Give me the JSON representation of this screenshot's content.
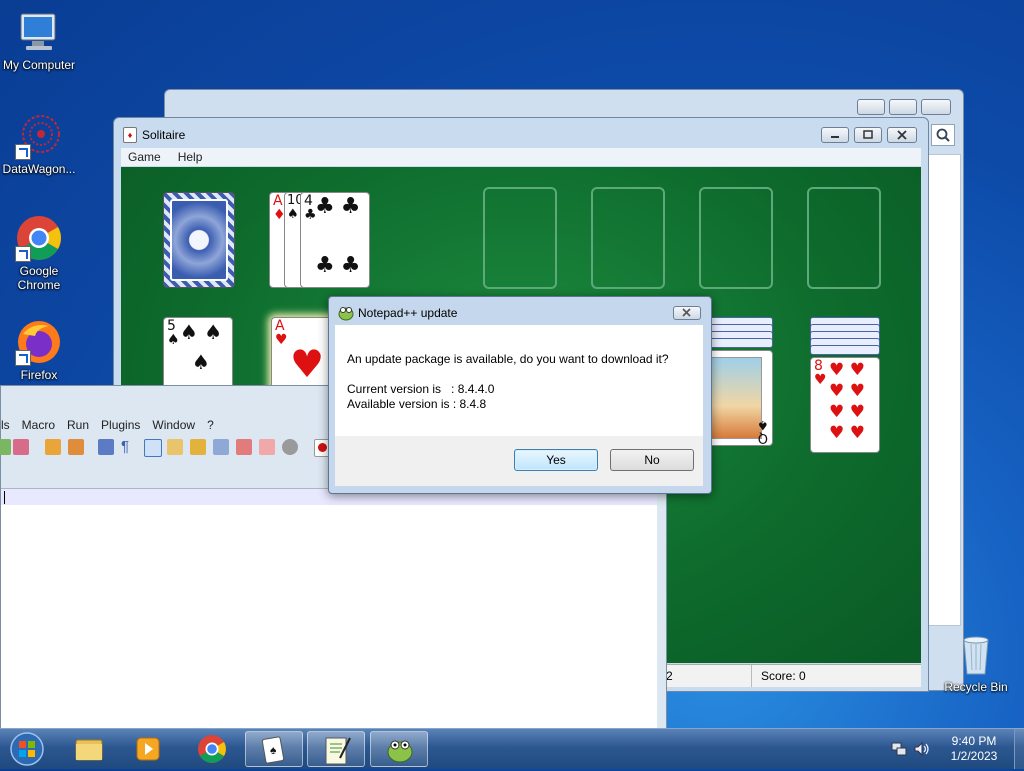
{
  "desktop": {
    "icons": [
      {
        "label": "My Computer"
      },
      {
        "label": "DataWagon..."
      },
      {
        "label": "Google Chrome"
      },
      {
        "label": "Firefox"
      },
      {
        "label": "Recycle Bin"
      }
    ]
  },
  "solitaire": {
    "title": "Solitaire",
    "menu": [
      "Game",
      "Help"
    ],
    "status": {
      "left": "2",
      "score": "Score: 0"
    },
    "cards": {
      "waste": [
        {
          "rank": "A",
          "suit": "♦"
        },
        {
          "rank": "10",
          "suit": "♠"
        },
        {
          "rank": "4",
          "suit": "♣"
        }
      ],
      "tableau_1": {
        "rank": "5",
        "suit": "♠"
      },
      "tableau_2": {
        "rank": "A",
        "suit": "♥"
      },
      "tableau_6": {
        "rank": "Q",
        "suit": "♠"
      },
      "tableau_7": {
        "rank": "8",
        "suit": "♥"
      }
    }
  },
  "notepadpp": {
    "menu": [
      "ls",
      "Macro",
      "Run",
      "Plugins",
      "Window",
      "?"
    ]
  },
  "dialog": {
    "title": "Notepad++ update",
    "message": "An update package is available, do you want to download it?",
    "current_version": "Current version is   : 8.4.4.0",
    "available_version": "Available version is : 8.4.8",
    "yes_label": "Yes",
    "no_label": "No"
  },
  "taskbar": {
    "time": "9:40 PM",
    "date": "1/2/2023"
  }
}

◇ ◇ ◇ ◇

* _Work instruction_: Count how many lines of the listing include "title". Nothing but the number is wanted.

* _Response box_: 2